Abstract 17792: Impaired Efficacy of Bone Marrow Cell Therapy for Myocardial Infarction Reflects Decreasing Bone Marrow B Cells with Advancing Age
Introduction: Implantation of unfractionated bone marrow cells (BMCs) into mouse hearts post-myocardial infarction (MI) can prevent a decline in cardiac function. However, clinical trials of BMC therapy have been less successful. While most mouse experiments use young healthy BMC donors, MI patients undergoing autologous cell therapy (i.e., receiving their own BMCs) are older and are post-MI. We reported previously that BMCs from old mice, or from mice that are themselves post-MI, are impaired in this therapeutic capacity; and that inflammation caused by donor MI mediates impairment of BMC therapeutic potential. As an indication of ongoing inflammation, we reported reduced levels of B cells in post-MI BMCs.
Hypothesis: Because B cells have been reported to be a therapeutic subpopulation of BMCs, we asked whether B cell changes in bone marrow may account for the reduced therapeutic potential of BMCs from post-MI and/or aged donors.
Methods: We induced permanent coronary artery ligation MI, and injected 106 BMCs per heart by ultrasound guidance into the infarct border zone 3 days post-MI. Recipient mice were always young (10-12 weeks) while BMC donors varied in age. Echocardiography was performed before MI, 2 days post-MI (the day before injection), and 28 days post-MI.
Results: Injection of BMCs from donors of increasing ages (10 weeks, 6 months, and 1, 1.5, and 2 years) resulted in progressively lower day 28 recipient left ventricular ejection fraction (EF; Fig. 1a); and larger end systolic and diastolic chamber volumes, lower wall thickness, and larger infarct size (not shown). FACS analysis revealed fewer B cells in aged donor BMCs (Fig. 1b). Young healthy donor BMCs became less therapeutic when manually depleted of B cells (Fig. 1c).

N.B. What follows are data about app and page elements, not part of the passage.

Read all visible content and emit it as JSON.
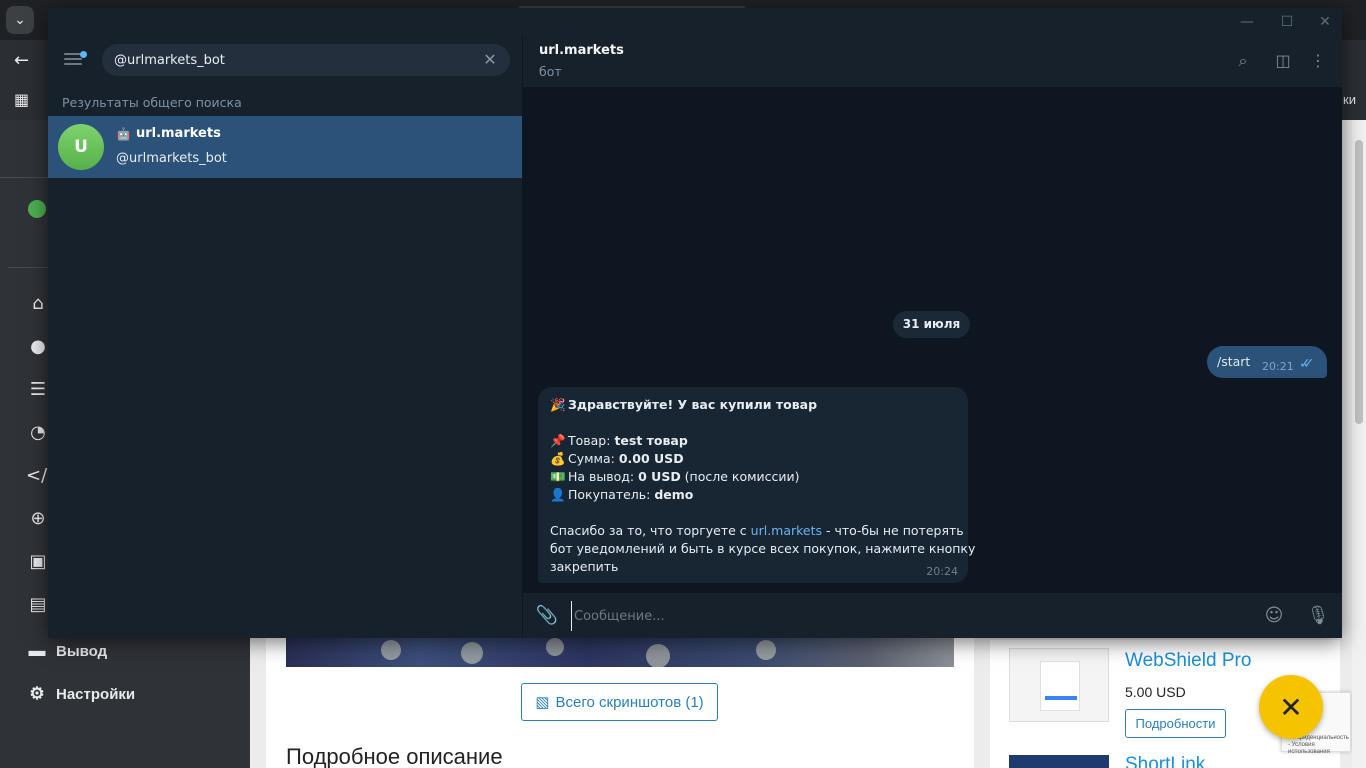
{
  "browser": {
    "right_text": "ки",
    "sidebar": {
      "withdraw_label": "Вывод",
      "settings_label": "Настройки"
    },
    "page": {
      "screenshots_button": "Всего скриншотов (1)",
      "description_heading": "Подробное описание",
      "products": [
        {
          "title": "WebShield Pro",
          "price": "5.00 USD",
          "button": "Подробности"
        },
        {
          "title": "ShortLink"
        }
      ],
      "recaptcha_text": "Конфиденциальность - Условия использования"
    }
  },
  "telegram": {
    "search": {
      "value": "@urlmarkets_bot"
    },
    "results_section_label": "Результаты общего поиска",
    "result": {
      "avatar_letter": "U",
      "name": "url.markets",
      "username": "@urlmarkets_bot"
    },
    "chat": {
      "title": "url.markets",
      "subtitle": "бот",
      "date": "31 июля",
      "outgoing": {
        "text": "/start",
        "time": "20:21"
      },
      "incoming": {
        "greeting": "Здравствуйте! У вас купили товар",
        "product_label": "Товар: ",
        "product_value": "test товар",
        "sum_label": "Сумма: ",
        "sum_value": "0.00 USD",
        "payout_label": "На вывод: ",
        "payout_value": "0 USD",
        "payout_note": " (после комиссии)",
        "buyer_label": "Покупатель: ",
        "buyer_value": "demo",
        "thanks_prefix": "Спасибо за то, что торгуете с ",
        "thanks_link": "url.markets",
        "thanks_suffix_1": " - что-бы не потерять",
        "thanks_line2": "бот уведомлений и быть в курсе всех покупок, нажмите кнопку",
        "thanks_line3": "закрепить",
        "time": "20:24"
      }
    },
    "composer": {
      "placeholder": "Сообщение..."
    }
  },
  "colors": {
    "accent": "#5eb5f7",
    "selected_row": "#2b5278",
    "chat_bg": "#0e1621",
    "panel_bg": "#17212b",
    "link": "#6ab3f3",
    "fab": "#f5c400"
  }
}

Conclusions: Donor age or MI lowers the number of bone marrow B cells, resulting in a less therapeutic BMC population. Our findings may partially explain why clinical trials of BMC therapy for MI have led to more modest results than mouse studies.
Author Disclosures: S. An: None. X. Wang: None. M.A. Ruck: None. D.S. Kostyushev: None. M. Varga: None. S.V. Suchkov: None. S. Kogan: None. M.L. Hermiston: None. M.L. Springer: None.
- © 2014 by American Heart Association, Inc.